‘The Seventh-day Men’ was a title given by contemporaries in the seventeenth and eighteenth centuries to an emerging body of Christians who observed Saturday, rather than Sunday, as the divinely appointed day of rest and worship.
This is the first fully documented history of the Sabbatarian movement in England and Wales in the two centuries following the Reformation. Drawing on many rare manuscripts and printed works, Dr Ball provides clear evidence that the movement was far more extensive than is often recognised, appearing in more than thirty countries.
The author suggests that the origins of the movement can be traced as far back as the Celtic tradition, and shows that the first ‘modern’ Sabbatarian appeared as early as 1402. He also explores the reasons why the movement declined in the eighteenth century.
As the first comprehensive study of the subject, this book establishes the Sabbatarian movement as a significant strand of thought in the history of English Nonconformity, with considerable influence on the religious life of the period.
Introduction to the Second Edition
1. Precedents and Antecedents
2. John Traske and Theophilus Brabourne
3. The Mill Yard Church
4. The London Calvinistic Sabbatarian Churches
5. The South and South-West
6. The Chilterns and the Thames Valley
7. The Cotswolds and the Severn Valley
8. South Wales and the Borders
9. East Anglia
10. The Northern Counties
II. Notes on Supposed Sabbatarian Congregations, 1650-1750
III. The More-Chamberlen Church Reconsidered
IV. An Annotated Chronological Bibliography of Seventh-day Literature to 1750
V. Distribution of the Sabbatarian Movement to 1800 by Counties
VI. Additional Notes for the Second Edition
Bibliography for the First Edition
Bibliography for the Second Edition
Index of Places
Index of Persons
Endorsements and Reviews
An impeccable work of historical scholarship which treats a subject long deserving of the intelligent attention it receives from Bryan W. Ball. … The book contains a wealth of detail.
Winton W. Solberg, in Church History
This definitive work provides us with the first coherent, well-documented examination of the Saturday Sabbatarians, their antecedents, origins, teachings, development and decline.
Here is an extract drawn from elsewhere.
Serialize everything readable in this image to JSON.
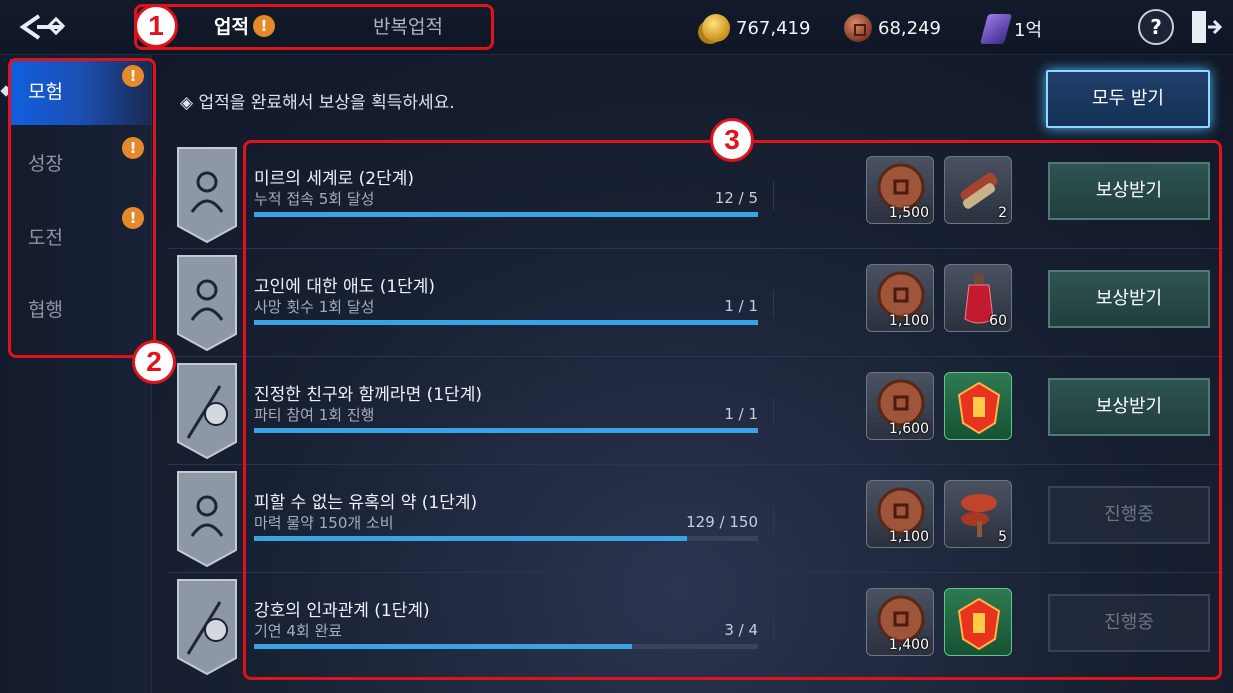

Raymond Brown, in Journal of Ecclesiastical History
The original text has been left unchanged – thank goodness – and the additional material easily identifiable as gathered in a second introduction, in twenty pages of extra notes and in an additional bibliography. From the Unitarian General Baptist point of view it is worth noting some additional information regarding the origins of the elusive and fascinating Mill Yard Seventh Day Baptist congregation.
Andrew Hill, in Transactions of the Unitarian Historical Society, Vol 25
In writing a second edition Ball’s goal of reaffirming Saturday Sabbatarianism within the ‘rich kaleidoscope’ of seventeenth- and eighteenth- century English religious history, and rescuing it from the inaccuracies of the past and the recent present, has undoubtedly been achieved.
Irena Larking, in Journal for the Academic Study of Religion, Vol 24, No 3